We all get a lot of junk email. I suppose I should be grateful that I don’t still get the pounds of paper I used to get. I felt guilty throwing away all that stuff … but I can delete email with nary a twinge.
A few weeks ago, I entered a contest to win a free Kindle. It turned out the result was that I got subscribed to dozens of indie author websites. I’m all in favor of free books … but this was a deluge of stuff and it was an avalanche, gaining momentum as it hurtled down the mountain.
I’ve been unsubscribing as fast as I could find the right link.
A few days ago, I got this email. It was so polite, so civil, so … well … just nice, I actually resubscribed just because I appreciated there was at least one person who recognized that spamming your potential followers might not be the best approach.

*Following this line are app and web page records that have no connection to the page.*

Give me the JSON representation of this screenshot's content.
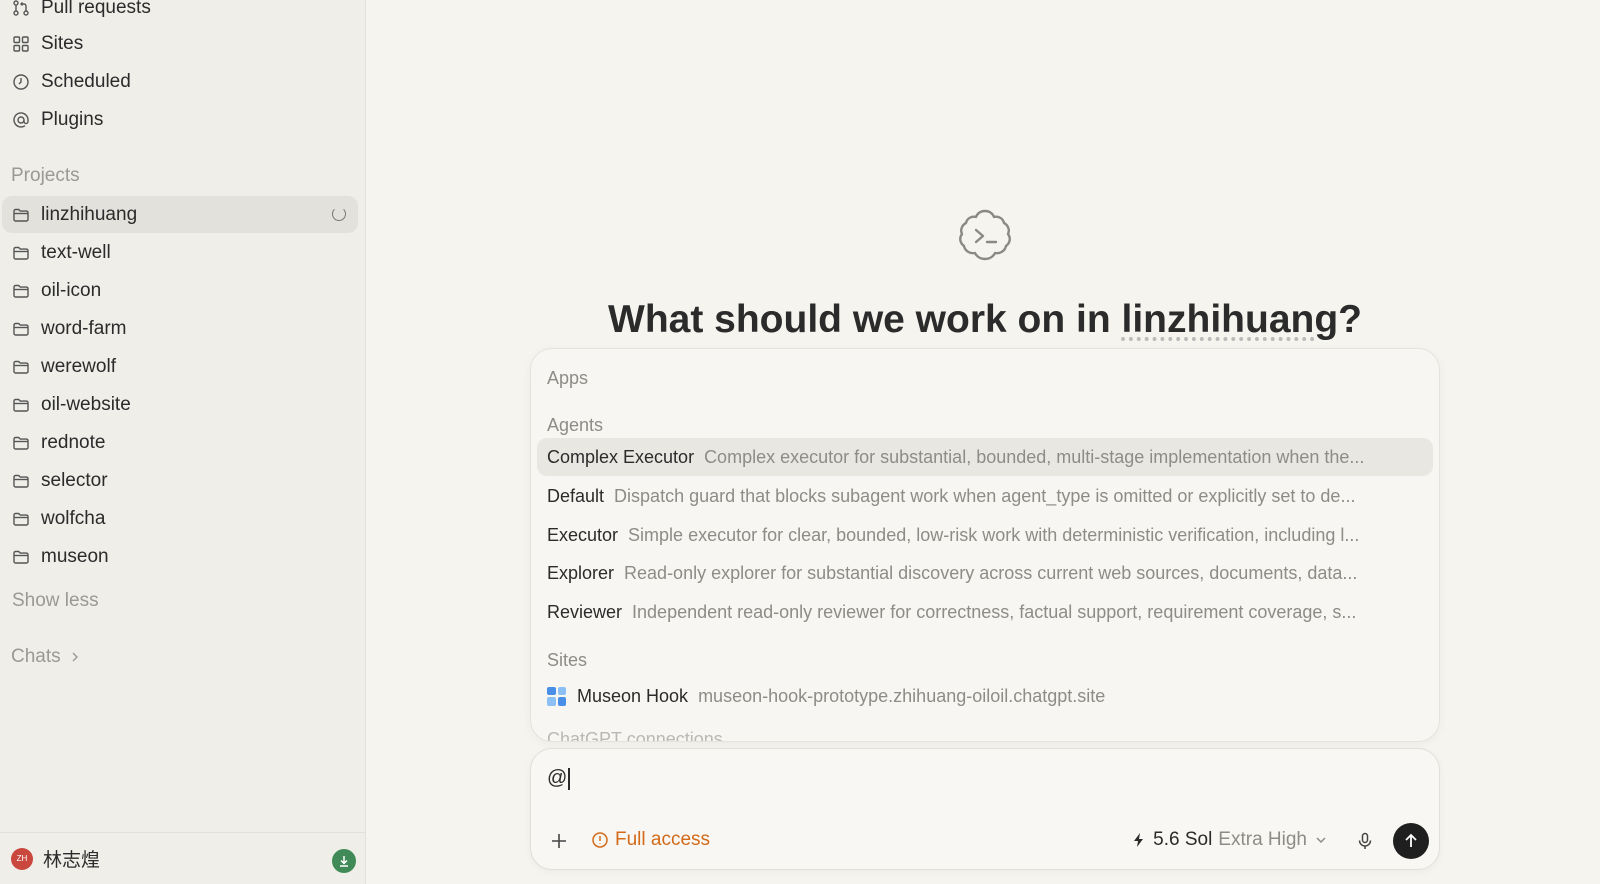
{
  "sidebar": {
    "nav": [
      {
        "label": "Pull requests",
        "icon": "pull-request-icon"
      },
      {
        "label": "Sites",
        "icon": "grid-icon"
      },
      {
        "label": "Scheduled",
        "icon": "clock-icon"
      },
      {
        "label": "Plugins",
        "icon": "at-sign-icon"
      }
    ],
    "projects_label": "Projects",
    "projects": [
      "linzhihuang",
      "text-well",
      "oil-icon",
      "word-farm",
      "werewolf",
      "oil-website",
      "rednote",
      "selector",
      "wolfcha",
      "museon"
    ],
    "show_less": "Show less",
    "chats_label": "Chats",
    "user": {
      "initials": "ZH",
      "name": "林志煌"
    }
  },
  "main": {
    "headline_prefix": "What should we work on in ",
    "headline_project": "linzhihuang",
    "headline_suffix": "?"
  },
  "dropdown": {
    "apps_label": "Apps",
    "agents_label": "Agents",
    "agents": [
      {
        "name": "Complex Executor",
        "desc": "Complex executor for substantial, bounded, multi-stage implementation when the..."
      },
      {
        "name": "Default",
        "desc": "Dispatch guard that blocks subagent work when agent_type is omitted or explicitly set to de..."
      },
      {
        "name": "Executor",
        "desc": "Simple executor for clear, bounded, low-risk work with deterministic verification, including l..."
      },
      {
        "name": "Explorer",
        "desc": "Read-only explorer for substantial discovery across current web sources, documents, data..."
      },
      {
        "name": "Reviewer",
        "desc": "Independent read-only reviewer for correctness, factual support, requirement coverage, s..."
      }
    ],
    "sites_label": "Sites",
    "sites": [
      {
        "name": "Museon Hook",
        "url": "museon-hook-prototype.zhihuang-oiloil.chatgpt.site"
      }
    ],
    "cut_label": "ChatGPT connections"
  },
  "composer": {
    "value": "@",
    "access_label": "Full access",
    "model_name": "5.6 Sol",
    "model_level": "Extra High"
  },
  "colors": {
    "sidebar_bg": "#efeee9",
    "main_bg": "#f5f4ef",
    "access_orange": "#d26a1a",
    "send_bg": "#1f1f1f",
    "download_green": "#3f8a56",
    "avatar_red": "#c9473d"
  }
}
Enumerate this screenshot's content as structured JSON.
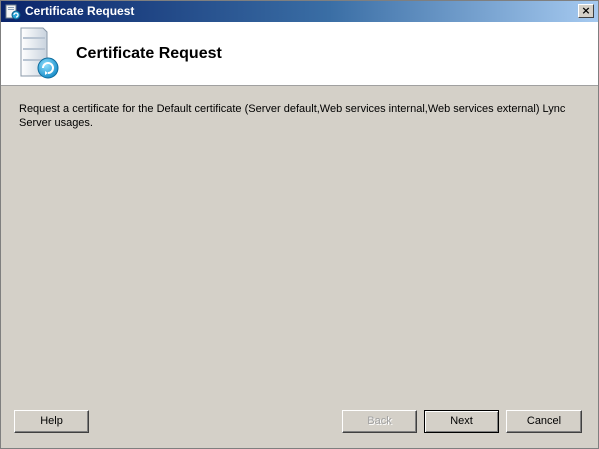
{
  "window": {
    "title": "Certificate Request",
    "close_label": "×"
  },
  "header": {
    "title": "Certificate Request"
  },
  "body": {
    "description": "Request a certificate for the Default certificate (Server default,Web services internal,Web services external) Lync Server usages."
  },
  "buttons": {
    "help": "Help",
    "back": "Back",
    "next": "Next",
    "cancel": "Cancel"
  },
  "icons": {
    "title": "certificate-request-icon",
    "header": "server-refresh-icon"
  },
  "colors": {
    "titlebar_start": "#0a246a",
    "titlebar_end": "#a6caf0",
    "dialog_background": "#d4d0c8",
    "header_background": "#ffffff"
  }
}
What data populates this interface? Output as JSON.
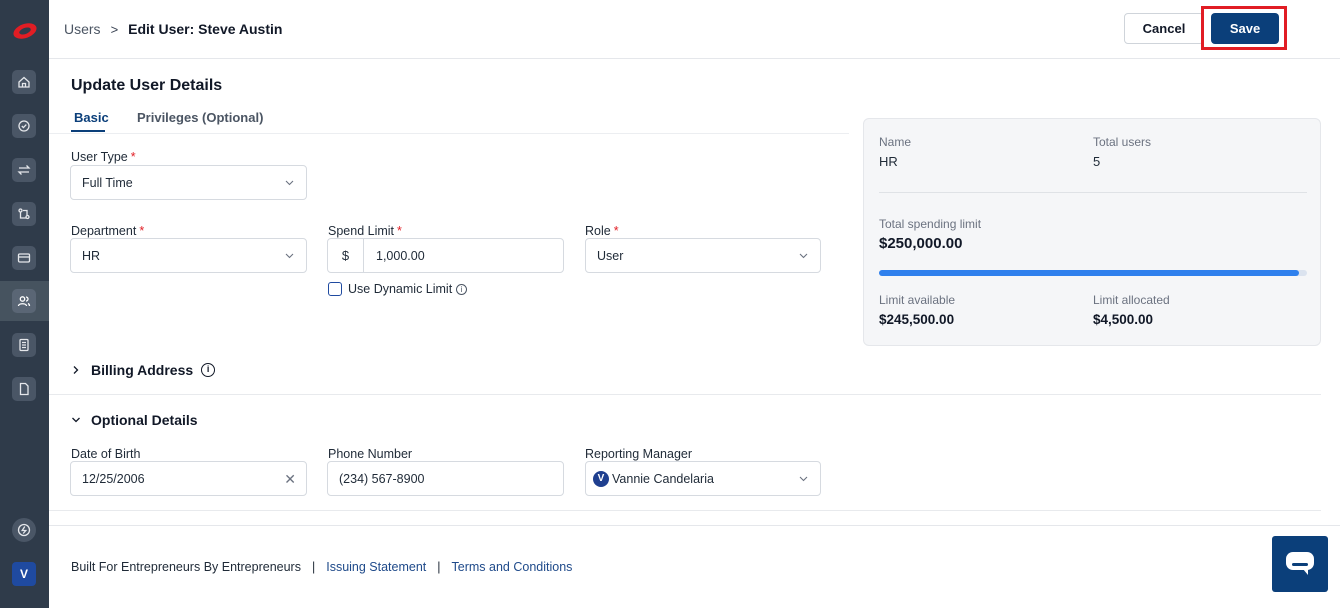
{
  "header": {
    "breadcrumb_parent": "Users",
    "breadcrumb_separator": ">",
    "breadcrumb_current": "Edit User: Steve Austin",
    "cancel_label": "Cancel",
    "save_label": "Save"
  },
  "page": {
    "title": "Update User Details",
    "tabs": [
      {
        "label": "Basic",
        "active": true
      },
      {
        "label": "Privileges (Optional)",
        "active": false
      }
    ]
  },
  "form": {
    "user_type": {
      "label": "User Type",
      "required_mark": "*",
      "value": "Full Time"
    },
    "department": {
      "label": "Department",
      "required_mark": "*",
      "value": "HR"
    },
    "spend_limit": {
      "label": "Spend Limit",
      "required_mark": "*",
      "currency": "$",
      "value": "1,000.00"
    },
    "role": {
      "label": "Role",
      "required_mark": "*",
      "value": "User"
    },
    "dynamic_limit": {
      "label": "Use Dynamic Limit",
      "checked": false
    }
  },
  "summary": {
    "name_label": "Name",
    "name_value": "HR",
    "total_users_label": "Total users",
    "total_users_value": "5",
    "total_limit_label": "Total spending limit",
    "total_limit_value": "$250,000.00",
    "usage_fraction": 0.982,
    "available_label": "Limit available",
    "available_value": "$245,500.00",
    "allocated_label": "Limit allocated",
    "allocated_value": "$4,500.00"
  },
  "billing": {
    "title": "Billing Address",
    "expanded": false
  },
  "optional": {
    "title": "Optional Details",
    "expanded": true,
    "dob": {
      "label": "Date of Birth",
      "value": "12/25/2006"
    },
    "phone": {
      "label": "Phone Number",
      "value": "(234) 567-8900"
    },
    "manager": {
      "label": "Reporting Manager",
      "initial": "V",
      "value": "Vannie Candelaria"
    }
  },
  "footer": {
    "tagline": "Built For Entrepreneurs By Entrepreneurs",
    "separator": "|",
    "issuing_link": "Issuing Statement",
    "terms_link": "Terms and Conditions"
  },
  "sidebar": {
    "items": [
      "home-icon",
      "approvals-icon",
      "transfer-icon",
      "workflow-icon",
      "card-icon",
      "users-icon",
      "ledger-icon",
      "document-icon"
    ],
    "active": "users-icon",
    "bottom_icon": "bolt-icon",
    "user_initial": "V"
  },
  "colors": {
    "brand_primary": "#0b3f7a",
    "sidebar_bg": "#2f3b4a",
    "highlight_red": "#e11d24",
    "progress_blue": "#2f80ed"
  }
}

I was so impressed, I re-subscribed. Just to show my appreciation.
Last Friday you received an e-mail titled “What fantasy books to read for the summer”. This e-mail was sent to almost 5000 people, whose addresses were obtained through a contest run by http://www.freekindlegiveaway.com, a contest for which I was one of the sponsors.
One of the terms for participating in that contest was to agree to be subscribed to a number of authors’ mailing lists, including my own. This contest was run a few months ago, and I received your e-mail addresses early in June.
I hesitated using your e-mail addresses. Before said contest my mailing list only had 83 subscribers, so a sudden growth of 6000% is no small thing. That said, the responses to Friday’s mail have been mixed. I’ve seen a surge in downloads, and I’ve also seen a surge in unsubscribes. I kind of expected that. Had I participated in a contest that required me to subscribe to mailing lists I would probably unsubscribe at the first received e-mail as well. What I had not expected was the number of people who filed complaints with MailChimp, or the response by MailChimp itself. In essence: they strongly urged me to reconsider my strategy for obtaining new subscribers.
I have given this some thought, and have, after some consideration, decided to automatically unsubscribe every single person that received Friday’s e-mail. As such, this e-mail is a confirmation that you are no longer subscribed to my book update mailing list, and will not receive any future mass-mailings from me unless you manually resubscribe through my sign-up page.
In addition, I would like to apologize for any inconvenience my mails have caused. I am not a fan of unsolicited mail myself, and each time I get a newsletter I don’t remember signing up for I have a tendency to complain rather loudly. I am sorry for having caused similar discomfort to others, and I hope you’ll all forgive me.